■ Work request ■
Whenever a line in the entries includes the word "content", copy that line out.

----- Provided entries -----

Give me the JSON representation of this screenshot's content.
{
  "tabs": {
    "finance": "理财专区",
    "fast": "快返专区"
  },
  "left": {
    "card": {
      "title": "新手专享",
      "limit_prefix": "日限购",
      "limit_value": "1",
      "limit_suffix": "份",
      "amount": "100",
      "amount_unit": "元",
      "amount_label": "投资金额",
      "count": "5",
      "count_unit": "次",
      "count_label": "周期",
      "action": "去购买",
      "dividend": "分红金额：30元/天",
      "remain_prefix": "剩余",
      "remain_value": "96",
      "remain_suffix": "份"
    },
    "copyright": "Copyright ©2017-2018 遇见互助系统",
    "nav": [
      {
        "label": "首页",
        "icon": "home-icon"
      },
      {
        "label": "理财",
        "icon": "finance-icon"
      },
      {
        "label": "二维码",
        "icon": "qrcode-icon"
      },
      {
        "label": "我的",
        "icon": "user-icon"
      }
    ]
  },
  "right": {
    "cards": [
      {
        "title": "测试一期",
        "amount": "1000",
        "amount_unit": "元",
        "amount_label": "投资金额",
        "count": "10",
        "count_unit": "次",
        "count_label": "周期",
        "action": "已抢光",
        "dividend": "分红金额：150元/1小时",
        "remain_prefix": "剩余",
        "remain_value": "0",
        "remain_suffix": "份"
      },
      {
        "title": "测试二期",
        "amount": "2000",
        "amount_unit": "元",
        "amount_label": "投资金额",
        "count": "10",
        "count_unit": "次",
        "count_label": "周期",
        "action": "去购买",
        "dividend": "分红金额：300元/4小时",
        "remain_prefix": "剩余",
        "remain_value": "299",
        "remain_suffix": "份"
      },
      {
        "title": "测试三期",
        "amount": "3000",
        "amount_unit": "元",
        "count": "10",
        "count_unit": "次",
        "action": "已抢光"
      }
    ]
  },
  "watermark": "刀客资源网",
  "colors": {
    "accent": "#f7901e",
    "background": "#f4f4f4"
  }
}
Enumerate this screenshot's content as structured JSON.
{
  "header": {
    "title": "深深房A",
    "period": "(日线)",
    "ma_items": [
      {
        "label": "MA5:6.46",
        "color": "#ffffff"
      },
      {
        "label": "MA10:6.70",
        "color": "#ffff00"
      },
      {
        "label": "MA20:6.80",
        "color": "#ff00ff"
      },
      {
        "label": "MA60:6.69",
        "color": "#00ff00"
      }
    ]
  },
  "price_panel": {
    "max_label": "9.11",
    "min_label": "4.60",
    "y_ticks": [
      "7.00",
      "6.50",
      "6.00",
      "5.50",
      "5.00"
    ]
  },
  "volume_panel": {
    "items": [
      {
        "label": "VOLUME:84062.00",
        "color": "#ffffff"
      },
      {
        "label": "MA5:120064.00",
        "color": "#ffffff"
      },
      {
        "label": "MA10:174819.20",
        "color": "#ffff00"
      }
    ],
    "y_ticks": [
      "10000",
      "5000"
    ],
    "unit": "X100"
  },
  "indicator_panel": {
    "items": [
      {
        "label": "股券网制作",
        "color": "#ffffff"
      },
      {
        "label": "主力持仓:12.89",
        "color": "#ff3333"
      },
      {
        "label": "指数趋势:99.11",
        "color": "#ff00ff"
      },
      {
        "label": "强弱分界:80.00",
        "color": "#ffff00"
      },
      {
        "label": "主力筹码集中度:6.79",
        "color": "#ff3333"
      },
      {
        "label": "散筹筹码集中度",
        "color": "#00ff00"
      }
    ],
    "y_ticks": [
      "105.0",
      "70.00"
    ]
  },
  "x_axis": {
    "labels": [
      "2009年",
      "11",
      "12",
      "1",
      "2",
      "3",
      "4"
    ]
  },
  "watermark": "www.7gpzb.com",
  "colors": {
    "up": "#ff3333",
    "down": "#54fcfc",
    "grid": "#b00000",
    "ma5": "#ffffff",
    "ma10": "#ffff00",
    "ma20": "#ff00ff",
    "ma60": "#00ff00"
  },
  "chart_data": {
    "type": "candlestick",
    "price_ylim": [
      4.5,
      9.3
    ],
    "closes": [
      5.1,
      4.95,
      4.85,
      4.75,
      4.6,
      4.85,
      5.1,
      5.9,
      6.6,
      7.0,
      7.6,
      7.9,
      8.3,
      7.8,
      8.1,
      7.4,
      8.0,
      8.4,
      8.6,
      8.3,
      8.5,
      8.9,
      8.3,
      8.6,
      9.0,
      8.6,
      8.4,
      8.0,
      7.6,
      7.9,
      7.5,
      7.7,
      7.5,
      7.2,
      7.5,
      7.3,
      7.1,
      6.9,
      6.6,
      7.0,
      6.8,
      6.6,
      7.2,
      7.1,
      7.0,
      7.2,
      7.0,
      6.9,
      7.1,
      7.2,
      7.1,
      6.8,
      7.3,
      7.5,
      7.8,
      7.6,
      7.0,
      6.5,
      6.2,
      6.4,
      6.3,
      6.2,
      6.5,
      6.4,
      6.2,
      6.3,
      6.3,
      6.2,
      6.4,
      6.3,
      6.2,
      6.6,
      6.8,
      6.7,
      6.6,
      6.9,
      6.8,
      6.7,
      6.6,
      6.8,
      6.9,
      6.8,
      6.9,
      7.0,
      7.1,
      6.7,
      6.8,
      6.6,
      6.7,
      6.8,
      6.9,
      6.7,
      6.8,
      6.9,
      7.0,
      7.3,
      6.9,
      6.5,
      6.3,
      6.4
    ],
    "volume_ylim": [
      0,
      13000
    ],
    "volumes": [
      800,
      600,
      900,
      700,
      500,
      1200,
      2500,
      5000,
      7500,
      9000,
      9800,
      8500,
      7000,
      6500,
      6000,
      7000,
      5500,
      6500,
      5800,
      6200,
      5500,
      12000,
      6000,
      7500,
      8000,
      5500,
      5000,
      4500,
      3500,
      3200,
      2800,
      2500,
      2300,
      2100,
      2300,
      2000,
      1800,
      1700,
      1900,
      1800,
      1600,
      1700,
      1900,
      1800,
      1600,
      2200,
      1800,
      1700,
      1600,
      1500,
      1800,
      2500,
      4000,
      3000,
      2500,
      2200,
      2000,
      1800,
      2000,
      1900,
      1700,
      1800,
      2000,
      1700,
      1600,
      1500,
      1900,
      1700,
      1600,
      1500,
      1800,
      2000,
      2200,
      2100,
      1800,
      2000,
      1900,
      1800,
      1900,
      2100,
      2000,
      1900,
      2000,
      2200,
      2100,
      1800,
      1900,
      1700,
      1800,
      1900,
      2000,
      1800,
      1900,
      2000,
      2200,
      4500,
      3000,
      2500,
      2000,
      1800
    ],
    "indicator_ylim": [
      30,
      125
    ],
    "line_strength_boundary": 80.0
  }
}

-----

■ Exercise result ■
Give me the JSON representation of this screenshot's content.
Enumerate this screenshot's content as structured JSON.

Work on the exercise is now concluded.